[Opening Data excerpts section]

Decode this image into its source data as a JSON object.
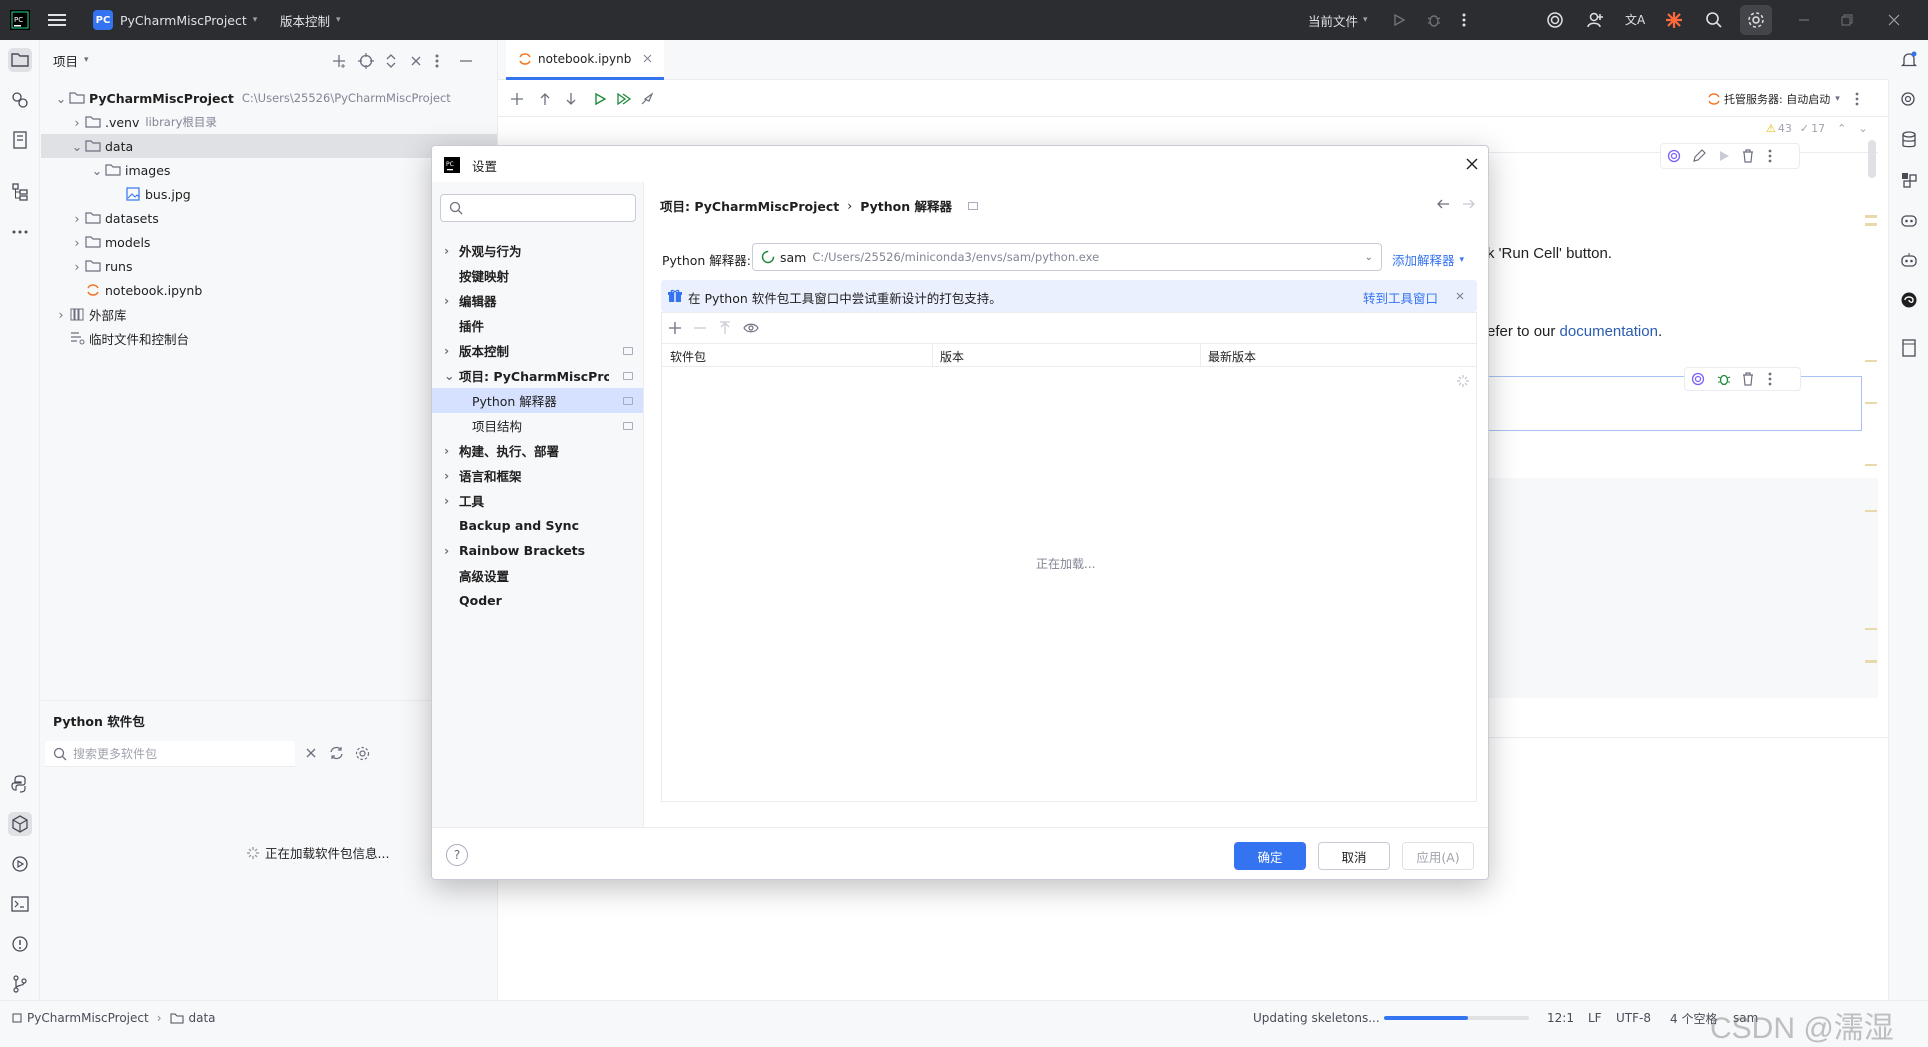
{
  "titlebar": {
    "project_badge": "PC",
    "project_name": "PyCharmMiscProject",
    "vcs_menu": "版本控制",
    "run_config": "当前文件"
  },
  "project_panel": {
    "title": "项目",
    "tree": [
      {
        "label": "PyCharmMiscProject",
        "hint": "C:\\Users\\25526\\PyCharmMiscProject"
      },
      {
        "label": ".venv",
        "hint": "library根目录"
      },
      {
        "label": "data",
        "hint": ""
      },
      {
        "label": "images",
        "hint": ""
      },
      {
        "label": "bus.jpg",
        "hint": ""
      },
      {
        "label": "datasets",
        "hint": ""
      },
      {
        "label": "models",
        "hint": ""
      },
      {
        "label": "runs",
        "hint": ""
      },
      {
        "label": "notebook.ipynb",
        "hint": ""
      },
      {
        "label": "外部库",
        "hint": ""
      },
      {
        "label": "临时文件和控制台",
        "hint": ""
      }
    ]
  },
  "packages_panel": {
    "title": "Python 软件包",
    "search_placeholder": "搜索更多软件包",
    "loading": "正在加载软件包信息..."
  },
  "editor": {
    "tab": "notebook.ipynb",
    "server": "托管服务器: 自动启动",
    "warnings": "43",
    "checks": "17",
    "text_line1": "k 'Run Cell' button.",
    "text_line2_prefix": "efer to our ",
    "text_line2_link": "documentation",
    "text_line2_suffix": "."
  },
  "dialog": {
    "title": "设置",
    "search_placeholder": "",
    "nav": [
      {
        "label": "外观与行为",
        "chev": true,
        "sub": false
      },
      {
        "label": "按键映射",
        "chev": false,
        "sub": false
      },
      {
        "label": "编辑器",
        "chev": true,
        "sub": false
      },
      {
        "label": "插件",
        "chev": false,
        "sub": false
      },
      {
        "label": "版本控制",
        "chev": true,
        "sub": false,
        "badge": true
      },
      {
        "label": "项目: PyCharmMiscProject",
        "chev": true,
        "sub": false,
        "badge": true,
        "open": true
      },
      {
        "label": "Python 解释器",
        "chev": false,
        "sub": true,
        "badge": true,
        "sel": true
      },
      {
        "label": "项目结构",
        "chev": false,
        "sub": true,
        "badge": true
      },
      {
        "label": "构建、执行、部署",
        "chev": true,
        "sub": false
      },
      {
        "label": "语言和框架",
        "chev": true,
        "sub": false
      },
      {
        "label": "工具",
        "chev": true,
        "sub": false
      },
      {
        "label": "Backup and Sync",
        "chev": false,
        "sub": false
      },
      {
        "label": "Rainbow Brackets",
        "chev": true,
        "sub": false
      },
      {
        "label": "高级设置",
        "chev": false,
        "sub": false
      },
      {
        "label": "Qoder",
        "chev": false,
        "sub": false
      }
    ],
    "breadcrumb_project": "项目: PyCharmMiscProject",
    "breadcrumb_sep": "›",
    "breadcrumb_page": "Python 解释器",
    "interpreter_label": "Python 解释器:",
    "interpreter_name": "sam",
    "interpreter_path": "C:/Users/25526/miniconda3/envs/sam/python.exe",
    "add_interpreter": "添加解释器",
    "banner_text": "在 Python 软件包工具窗口中尝试重新设计的打包支持。",
    "banner_link": "转到工具窗口",
    "columns": [
      "软件包",
      "版本",
      "最新版本"
    ],
    "loading": "正在加载...",
    "ok": "确定",
    "cancel": "取消",
    "apply": "应用(A)"
  },
  "statusbar": {
    "crumb_project": "PyCharmMiscProject",
    "crumb_folder": "data",
    "task": "Updating skeletons...",
    "progress": 0.58,
    "position": "12:1",
    "line_sep": "LF",
    "encoding": "UTF-8",
    "indent": "4 个空格",
    "interpreter": "sam",
    "watermark": "CSDN @濡湿"
  },
  "colors": {
    "accent": "#3574f0",
    "titlebar": "#2b2d30",
    "selection": "#d5e1ff"
  }
}
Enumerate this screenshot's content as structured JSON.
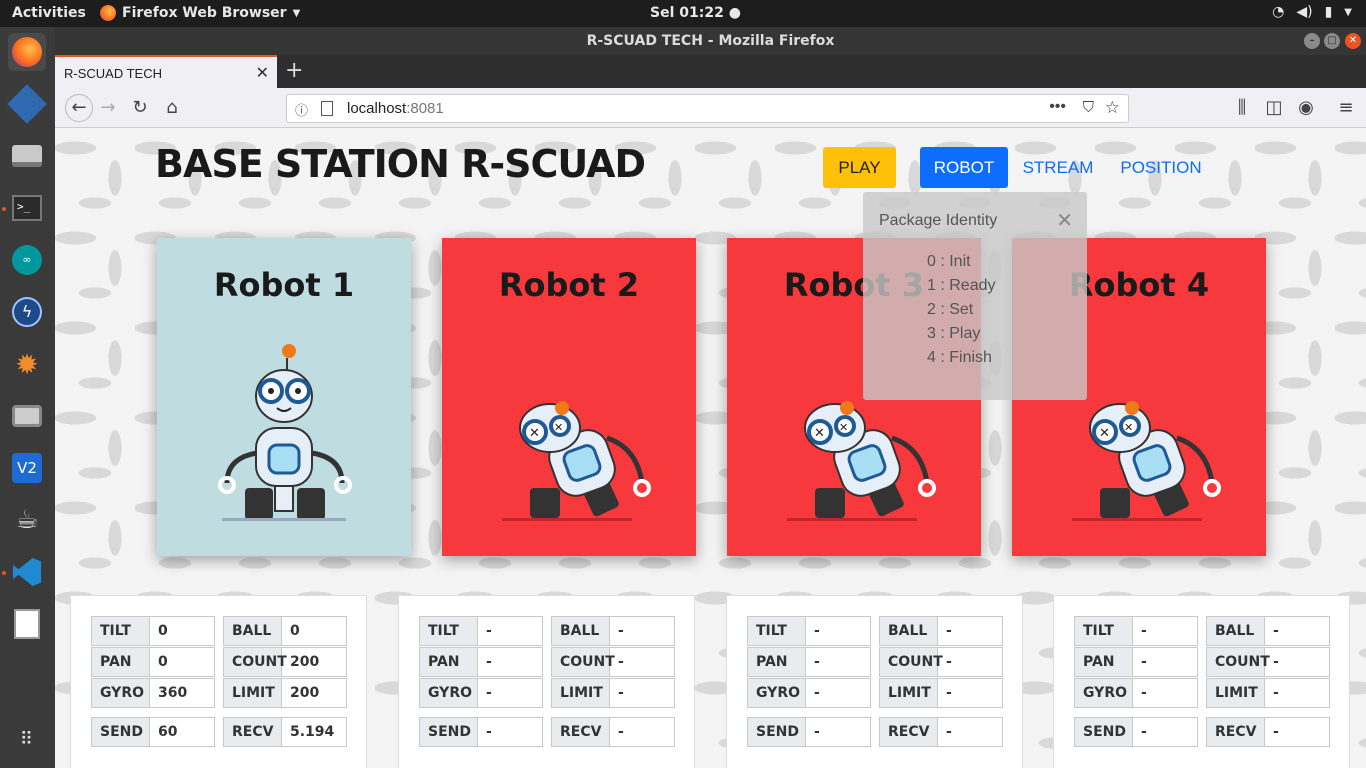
{
  "topbar": {
    "activities": "Activities",
    "app": "Firefox Web Browser",
    "clock": "Sel 01:22"
  },
  "window": {
    "title": "R-SCUAD TECH - Mozilla Firefox"
  },
  "tab": {
    "title": "R-SCUAD TECH"
  },
  "url": {
    "host": "localhost",
    "port": ":8081"
  },
  "page": {
    "brand": "BASE STATION R-SCUAD",
    "nav": {
      "play": "PLAY",
      "robot": "ROBOT",
      "stream": "STREAM",
      "position": "POSITION"
    },
    "robots": [
      "Robot 1",
      "Robot 2",
      "Robot 3",
      "Robot 4"
    ],
    "popover": {
      "title": "Package Identity",
      "items": [
        "0 : Init",
        "1 : Ready",
        "2 : Set",
        "3 : Play",
        "4 : Finish"
      ]
    },
    "labels": {
      "tilt": "TILT",
      "pan": "PAN",
      "gyro": "GYRO",
      "ball": "BALL",
      "count": "COUNT",
      "limit": "LIMIT",
      "send": "SEND",
      "recv": "RECV"
    },
    "stats": [
      {
        "tilt": "0",
        "pan": "0",
        "gyro": "360",
        "ball": "0",
        "count": "200",
        "limit": "200",
        "send": "60",
        "recv": "5.194"
      },
      {
        "tilt": "-",
        "pan": "-",
        "gyro": "-",
        "ball": "-",
        "count": "-",
        "limit": "-",
        "send": "-",
        "recv": "-"
      },
      {
        "tilt": "-",
        "pan": "-",
        "gyro": "-",
        "ball": "-",
        "count": "-",
        "limit": "-",
        "send": "-",
        "recv": "-"
      },
      {
        "tilt": "-",
        "pan": "-",
        "gyro": "-",
        "ball": "-",
        "count": "-",
        "limit": "-",
        "send": "-",
        "recv": "-"
      }
    ]
  }
}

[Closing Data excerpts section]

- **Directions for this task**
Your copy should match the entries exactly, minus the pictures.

- **Finished task**
Decode this image into its source data as a JSON object.
{
  "titlebar": {
    "project_badge": "PC",
    "project_name": "PyCharmMiscProject",
    "vcs_menu": "版本控制",
    "run_config": "当前文件"
  },
  "project_panel": {
    "title": "项目",
    "tree": [
      {
        "label": "PyCharmMiscProject",
        "hint": "C:\\Users\\25526\\PyCharmMiscProject"
      },
      {
        "label": ".venv",
        "hint": "library根目录"
      },
      {
        "label": "data",
        "hint": ""
      },
      {
        "label": "images",
        "hint": ""
      },
      {
        "label": "bus.jpg",
        "hint": ""
      },
      {
        "label": "datasets",
        "hint": ""
      },
      {
        "label": "models",
        "hint": ""
      },
      {
        "label": "runs",
        "hint": ""
      },
      {
        "label": "notebook.ipynb",
        "hint": ""
      },
      {
        "label": "外部库",
        "hint": ""
      },
      {
        "label": "临时文件和控制台",
        "hint": ""
      }
    ]
  },
  "packages_panel": {
    "title": "Python 软件包",
    "search_placeholder": "搜索更多软件包",
    "loading": "正在加载软件包信息..."
  },
  "editor": {
    "tab": "notebook.ipynb",
    "server": "托管服务器: 自动启动",
    "warnings": "43",
    "checks": "17",
    "text_line1": "k 'Run Cell' button.",
    "text_line2_prefix": "efer to our ",
    "text_line2_link": "documentation",
    "text_line2_suffix": "."
  },
  "dialog": {
    "title": "设置",
    "search_placeholder": "",
    "nav": [
      {
        "label": "外观与行为",
        "chev": true,
        "sub": false
      },
      {
        "label": "按键映射",
        "chev": false,
        "sub": false
      },
      {
        "label": "编辑器",
        "chev": true,
        "sub": false
      },
      {
        "label": "插件",
        "chev": false,
        "sub": false
      },
      {
        "label": "版本控制",
        "chev": true,
        "sub": false,
        "badge": true
      },
      {
        "label": "项目: PyCharmMiscProject",
        "chev": true,
        "sub": false,
        "badge": true,
        "open": true
      },
      {
        "label": "Python 解释器",
        "chev": false,
        "sub": true,
        "badge": true,
        "sel": true
      },
      {
        "label": "项目结构",
        "chev": false,
        "sub": true,
        "badge": true
      },
      {
        "label": "构建、执行、部署",
        "chev": true,
        "sub": false
      },
      {
        "label": "语言和框架",
        "chev": true,
        "sub": false
      },
      {
        "label": "工具",
        "chev": true,
        "sub": false
      },
      {
        "label": "Backup and Sync",
        "chev": false,
        "sub": false
      },
      {
        "label": "Rainbow Brackets",
        "chev": true,
        "sub": false
      },
      {
        "label": "高级设置",
        "chev": false,
        "sub": false
      },
      {
        "label": "Qoder",
        "chev": false,
        "sub": false
      }
    ],
    "breadcrumb_project": "项目: PyCharmMiscProject",
    "breadcrumb_sep": "›",
    "breadcrumb_page": "Python 解释器",
    "interpreter_label": "Python 解释器:",
    "interpreter_name": "sam",
    "interpreter_path": "C:/Users/25526/miniconda3/envs/sam/python.exe",
    "add_interpreter": "添加解释器",
    "banner_text": "在 Python 软件包工具窗口中尝试重新设计的打包支持。",
    "banner_link": "转到工具窗口",
    "columns": [
      "软件包",
      "版本",
      "最新版本"
    ],
    "loading": "正在加载...",
    "ok": "确定",
    "cancel": "取消",
    "apply": "应用(A)"
  },
  "statusbar": {
    "crumb_project": "PyCharmMiscProject",
    "crumb_folder": "data",
    "task": "Updating skeletons...",
    "progress": 0.58,
    "position": "12:1",
    "line_sep": "LF",
    "encoding": "UTF-8",
    "indent": "4 个空格",
    "interpreter": "sam",
    "watermark": "CSDN @濡湿"
  },
  "colors": {
    "accent": "#3574f0",
    "titlebar": "#2b2d30",
    "selection": "#d5e1ff"
  }
}
Enumerate this screenshot's content as structured JSON.
{
  "topbar": {
    "activities": "Activities",
    "app": "Firefox Web Browser",
    "clock": "Sel 01:22"
  },
  "window": {
    "title": "R-SCUAD TECH - Mozilla Firefox"
  },
  "tab": {
    "title": "R-SCUAD TECH"
  },
  "url": {
    "host": "localhost",
    "port": ":8081"
  },
  "page": {
    "brand": "BASE STATION R-SCUAD",
    "nav": {
      "play": "PLAY",
      "robot": "ROBOT",
      "stream": "STREAM",
      "position": "POSITION"
    },
    "robots": [
      "Robot 1",
      "Robot 2",
      "Robot 3",
      "Robot 4"
    ],
    "popover": {
      "title": "Package Identity",
      "items": [
        "0 : Init",
        "1 : Ready",
        "2 : Set",
        "3 : Play",
        "4 : Finish"
      ]
    },
    "labels": {
      "tilt": "TILT",
      "pan": "PAN",
      "gyro": "GYRO",
      "ball": "BALL",
      "count": "COUNT",
      "limit": "LIMIT",
      "send": "SEND",
      "recv": "RECV"
    },
    "stats": [
      {
        "tilt": "0",
        "pan": "0",
        "gyro": "360",
        "ball": "0",
        "count": "200",
        "limit": "200",
        "send": "60",
        "recv": "5.194"
      },
      {
        "tilt": "-",
        "pan": "-",
        "gyro": "-",
        "ball": "-",
        "count": "-",
        "limit": "-",
        "send": "-",
        "recv": "-"
      },
      {
        "tilt": "-",
        "pan": "-",
        "gyro": "-",
        "ball": "-",
        "count": "-",
        "limit": "-",
        "send": "-",
        "recv": "-"
      },
      {
        "tilt": "-",
        "pan": "-",
        "gyro": "-",
        "ball": "-",
        "count": "-",
        "limit": "-",
        "send": "-",
        "recv": "-"
      }
    ]
  }
}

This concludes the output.